[INFORMATION PROVIDED Boundary: Start]

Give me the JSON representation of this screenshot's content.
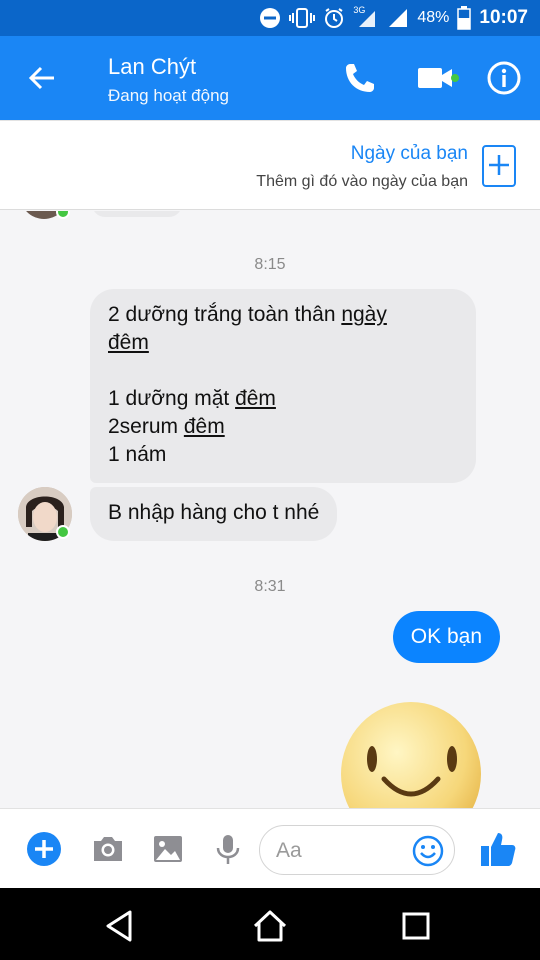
{
  "status_bar": {
    "network_label": "3G",
    "battery": "48%",
    "time": "10:07"
  },
  "header": {
    "contact_name": "Lan Chýt",
    "contact_status": "Đang hoạt động"
  },
  "your_day": {
    "title": "Ngày của bạn",
    "subtitle": "Thêm gì đó vào ngày của bạn"
  },
  "conversation": {
    "timestamp_1": "8:15",
    "message_1": {
      "line1_part1": "2 dưỡng trắng toàn thân ",
      "line1_link": "ngày",
      "line2_link": "đêm",
      "line3_part1": "1 dưỡng mặt ",
      "line3_link": "đêm",
      "line4_part1": "2serum ",
      "line4_link": "đêm",
      "line5": "1 nám"
    },
    "message_2": "B nhập hàng cho t nhé",
    "timestamp_2": "8:31",
    "message_3": "OK bạn"
  },
  "composer": {
    "placeholder": "Aa"
  },
  "colors": {
    "brand_blue": "#1a86f5",
    "status_blue": "#0b66c9",
    "outgoing_bubble": "#0b84ff",
    "incoming_bubble": "#e9e9eb",
    "online_green": "#44c742"
  }
}
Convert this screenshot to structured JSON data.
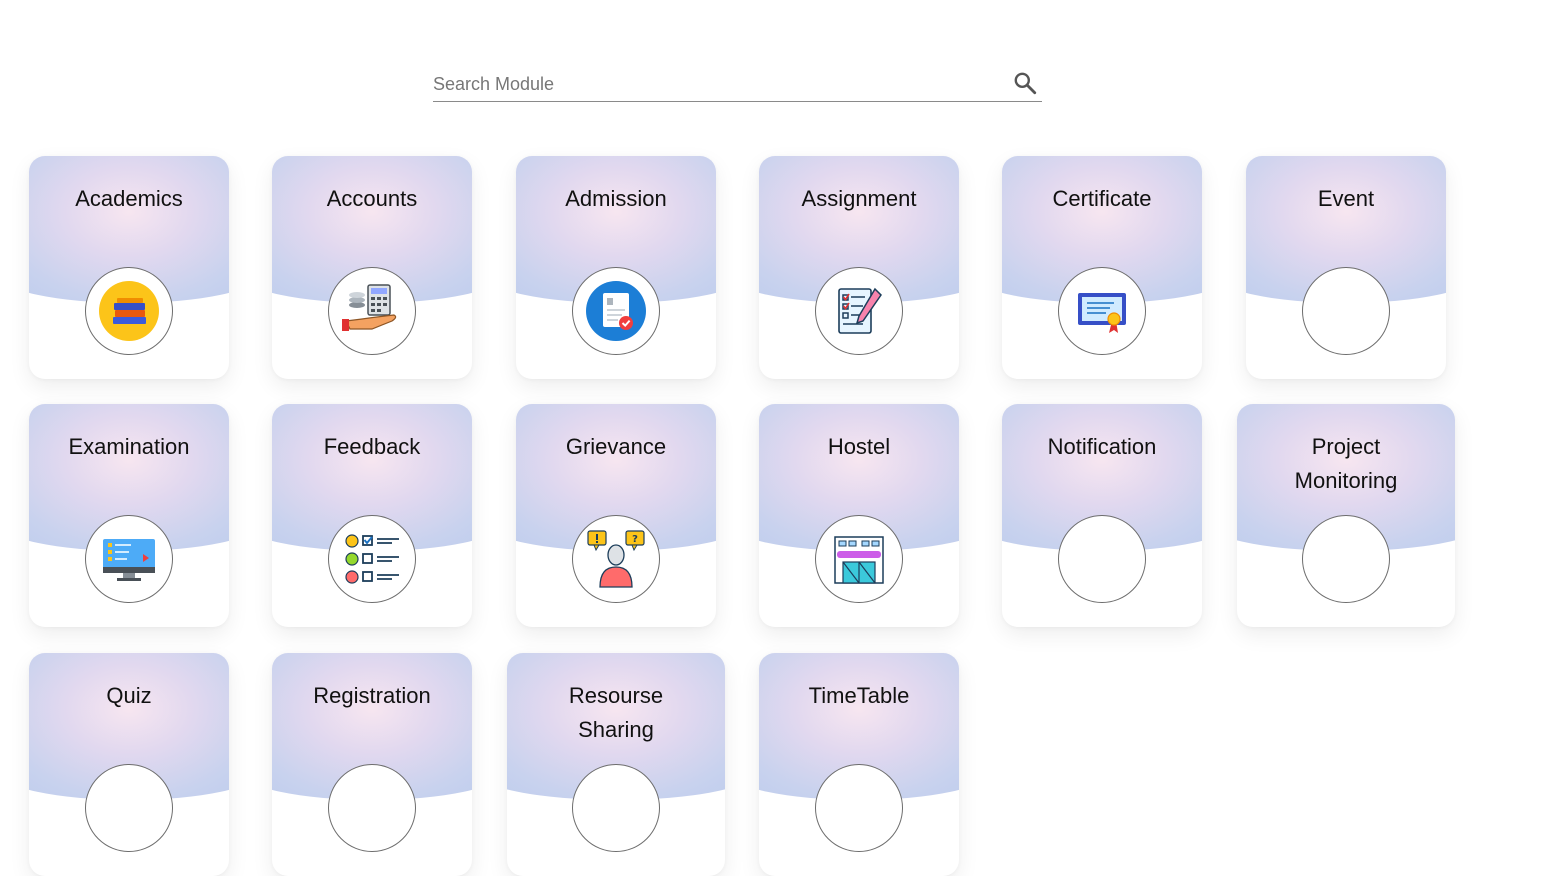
{
  "search": {
    "placeholder": "Search Module",
    "icon": "search-icon"
  },
  "modules": [
    {
      "label": "Academics",
      "icon": "books-icon"
    },
    {
      "label": "Accounts",
      "icon": "calculator-hand-icon"
    },
    {
      "label": "Admission",
      "icon": "document-check-icon"
    },
    {
      "label": "Assignment",
      "icon": "checklist-pen-icon"
    },
    {
      "label": "Certificate",
      "icon": "certificate-icon"
    },
    {
      "label": "Event",
      "icon": ""
    },
    {
      "label": "Examination",
      "icon": "monitor-quiz-icon"
    },
    {
      "label": "Feedback",
      "icon": "feedback-faces-icon"
    },
    {
      "label": "Grievance",
      "icon": "person-question-icon"
    },
    {
      "label": "Hostel",
      "icon": "hostel-building-icon"
    },
    {
      "label": "Notification",
      "icon": ""
    },
    {
      "label": "Project Monitoring",
      "icon": ""
    },
    {
      "label": "Quiz",
      "icon": ""
    },
    {
      "label": "Registration",
      "icon": ""
    },
    {
      "label": "Resourse Sharing",
      "icon": ""
    },
    {
      "label": "TimeTable",
      "icon": ""
    }
  ]
}
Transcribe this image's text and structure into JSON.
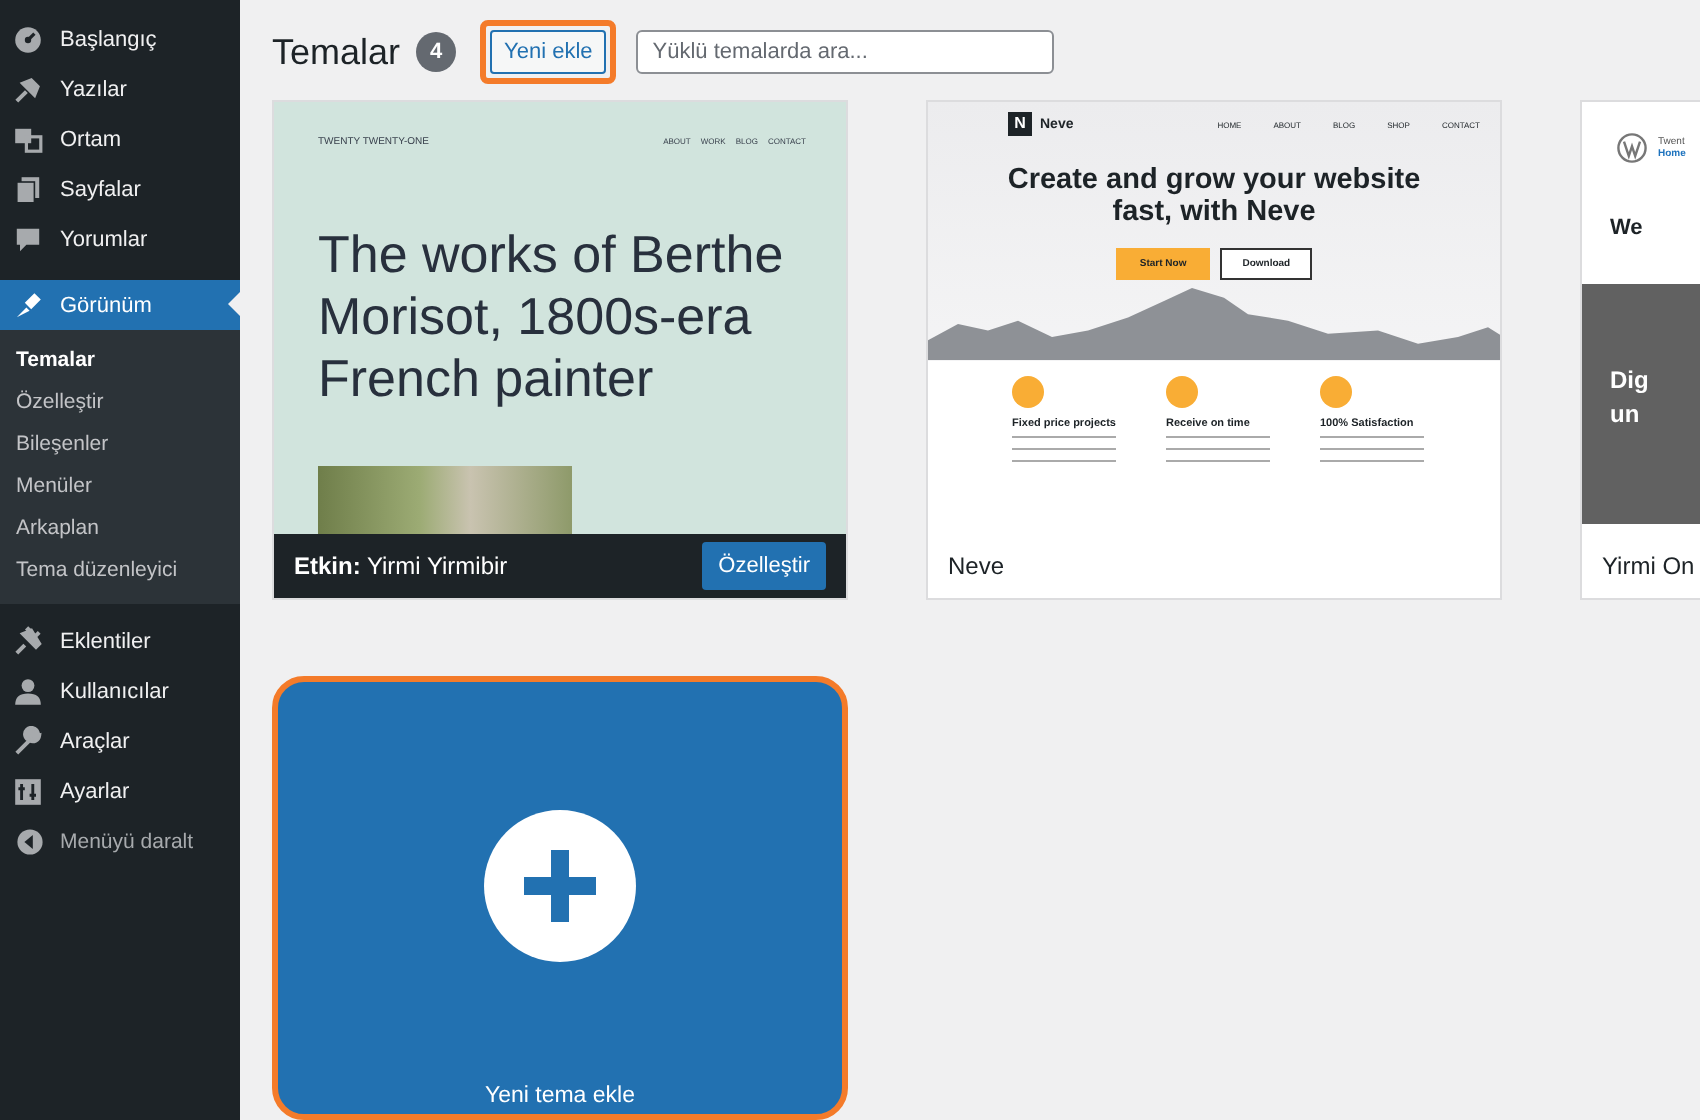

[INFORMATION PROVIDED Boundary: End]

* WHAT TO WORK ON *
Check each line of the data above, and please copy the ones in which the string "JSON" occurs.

* ANSWER SPACE *
Give me the JSON representation of this screenshot's content.
Convert this screenshot to structured JSON data.
Transcribe this image's text and structure into JSON.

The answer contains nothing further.